Source data:
Segment Open

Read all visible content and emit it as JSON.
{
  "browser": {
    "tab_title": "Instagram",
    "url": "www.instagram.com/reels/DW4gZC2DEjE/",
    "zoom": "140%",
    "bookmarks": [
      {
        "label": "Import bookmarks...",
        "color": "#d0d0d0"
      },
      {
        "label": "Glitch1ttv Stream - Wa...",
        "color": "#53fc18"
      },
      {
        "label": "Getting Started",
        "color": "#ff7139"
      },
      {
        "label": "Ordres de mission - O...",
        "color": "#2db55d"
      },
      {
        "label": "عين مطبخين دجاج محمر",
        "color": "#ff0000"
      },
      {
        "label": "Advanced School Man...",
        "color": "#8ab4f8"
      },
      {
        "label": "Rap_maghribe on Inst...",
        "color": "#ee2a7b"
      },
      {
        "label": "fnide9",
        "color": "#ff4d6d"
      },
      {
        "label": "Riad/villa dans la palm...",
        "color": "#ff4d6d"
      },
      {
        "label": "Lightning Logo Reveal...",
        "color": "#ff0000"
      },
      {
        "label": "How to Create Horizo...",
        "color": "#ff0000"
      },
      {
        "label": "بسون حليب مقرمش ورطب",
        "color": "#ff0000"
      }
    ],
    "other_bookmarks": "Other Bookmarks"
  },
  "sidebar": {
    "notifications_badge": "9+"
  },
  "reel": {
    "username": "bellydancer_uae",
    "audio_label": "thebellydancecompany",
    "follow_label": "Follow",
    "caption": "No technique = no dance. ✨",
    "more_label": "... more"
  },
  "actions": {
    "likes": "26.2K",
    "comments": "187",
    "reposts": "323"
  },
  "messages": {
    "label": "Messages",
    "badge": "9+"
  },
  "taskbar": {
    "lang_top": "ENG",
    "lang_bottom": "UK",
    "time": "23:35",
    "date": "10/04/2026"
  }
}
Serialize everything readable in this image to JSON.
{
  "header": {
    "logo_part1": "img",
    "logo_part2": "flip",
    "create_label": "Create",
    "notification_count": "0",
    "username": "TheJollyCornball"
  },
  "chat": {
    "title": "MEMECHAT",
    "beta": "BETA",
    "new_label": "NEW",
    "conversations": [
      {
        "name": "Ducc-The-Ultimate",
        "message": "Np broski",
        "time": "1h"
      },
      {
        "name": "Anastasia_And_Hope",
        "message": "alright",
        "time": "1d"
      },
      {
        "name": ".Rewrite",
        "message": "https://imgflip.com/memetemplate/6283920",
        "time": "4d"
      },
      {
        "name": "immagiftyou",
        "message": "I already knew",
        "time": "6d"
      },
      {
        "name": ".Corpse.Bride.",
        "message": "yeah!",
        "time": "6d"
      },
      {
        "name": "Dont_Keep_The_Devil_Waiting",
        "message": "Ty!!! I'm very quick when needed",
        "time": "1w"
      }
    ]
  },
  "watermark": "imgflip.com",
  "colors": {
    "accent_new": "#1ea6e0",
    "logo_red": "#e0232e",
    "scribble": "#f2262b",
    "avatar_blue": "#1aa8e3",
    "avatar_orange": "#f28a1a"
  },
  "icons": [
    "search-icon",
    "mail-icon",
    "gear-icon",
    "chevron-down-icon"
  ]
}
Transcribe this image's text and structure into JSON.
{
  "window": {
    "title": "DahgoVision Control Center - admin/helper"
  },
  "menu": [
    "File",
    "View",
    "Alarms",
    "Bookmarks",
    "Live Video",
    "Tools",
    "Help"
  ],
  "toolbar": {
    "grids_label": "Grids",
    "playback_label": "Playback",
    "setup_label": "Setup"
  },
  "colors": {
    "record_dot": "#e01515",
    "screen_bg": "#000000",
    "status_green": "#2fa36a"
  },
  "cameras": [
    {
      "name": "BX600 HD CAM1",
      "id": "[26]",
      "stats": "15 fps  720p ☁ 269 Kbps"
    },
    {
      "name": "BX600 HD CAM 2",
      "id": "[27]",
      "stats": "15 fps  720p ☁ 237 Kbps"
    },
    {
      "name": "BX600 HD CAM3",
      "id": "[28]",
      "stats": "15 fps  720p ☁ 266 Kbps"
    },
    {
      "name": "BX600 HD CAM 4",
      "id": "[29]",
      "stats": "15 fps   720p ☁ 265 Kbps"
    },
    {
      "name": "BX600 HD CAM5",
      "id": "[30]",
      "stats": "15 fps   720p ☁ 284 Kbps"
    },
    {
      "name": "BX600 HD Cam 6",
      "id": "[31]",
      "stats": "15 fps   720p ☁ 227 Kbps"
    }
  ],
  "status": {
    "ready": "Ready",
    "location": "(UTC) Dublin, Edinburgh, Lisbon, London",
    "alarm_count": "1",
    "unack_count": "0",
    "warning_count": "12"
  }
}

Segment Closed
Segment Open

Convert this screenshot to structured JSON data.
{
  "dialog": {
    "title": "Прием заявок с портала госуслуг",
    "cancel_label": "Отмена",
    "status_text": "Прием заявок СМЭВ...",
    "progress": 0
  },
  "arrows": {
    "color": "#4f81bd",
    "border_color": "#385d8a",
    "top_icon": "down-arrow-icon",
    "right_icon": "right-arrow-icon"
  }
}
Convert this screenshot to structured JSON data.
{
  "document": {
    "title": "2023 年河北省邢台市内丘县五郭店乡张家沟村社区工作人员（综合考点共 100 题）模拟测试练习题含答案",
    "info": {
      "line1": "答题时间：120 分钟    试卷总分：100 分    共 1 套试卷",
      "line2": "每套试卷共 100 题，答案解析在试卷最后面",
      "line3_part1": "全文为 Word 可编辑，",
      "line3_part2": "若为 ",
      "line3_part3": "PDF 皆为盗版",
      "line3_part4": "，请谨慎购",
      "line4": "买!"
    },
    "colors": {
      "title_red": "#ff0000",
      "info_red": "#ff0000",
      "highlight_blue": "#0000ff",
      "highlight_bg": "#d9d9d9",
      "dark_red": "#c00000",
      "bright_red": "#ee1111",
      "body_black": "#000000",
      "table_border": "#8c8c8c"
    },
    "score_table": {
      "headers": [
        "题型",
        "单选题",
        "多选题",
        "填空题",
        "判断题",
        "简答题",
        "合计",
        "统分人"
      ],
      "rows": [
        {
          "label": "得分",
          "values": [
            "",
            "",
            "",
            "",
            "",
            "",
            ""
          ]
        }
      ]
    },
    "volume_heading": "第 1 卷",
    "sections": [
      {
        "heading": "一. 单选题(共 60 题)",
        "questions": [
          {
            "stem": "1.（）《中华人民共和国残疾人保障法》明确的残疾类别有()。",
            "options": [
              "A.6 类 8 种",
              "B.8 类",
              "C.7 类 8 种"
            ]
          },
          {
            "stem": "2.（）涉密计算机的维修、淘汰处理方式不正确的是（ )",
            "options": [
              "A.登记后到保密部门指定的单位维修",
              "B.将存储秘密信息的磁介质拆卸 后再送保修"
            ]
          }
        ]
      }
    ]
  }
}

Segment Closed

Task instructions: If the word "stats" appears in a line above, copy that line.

Exercise output:
      "stats": "15 fps  720p ☁ 269 Kbps"
      "stats": "15 fps  720p ☁ 237 Kbps"
      "stats": "15 fps  720p ☁ 266 Kbps"
      "stats": "15 fps   720p ☁ 265 Kbps"
      "stats": "15 fps   720p ☁ 284 Kbps"
      "stats": "15 fps   720p ☁ 227 Kbps"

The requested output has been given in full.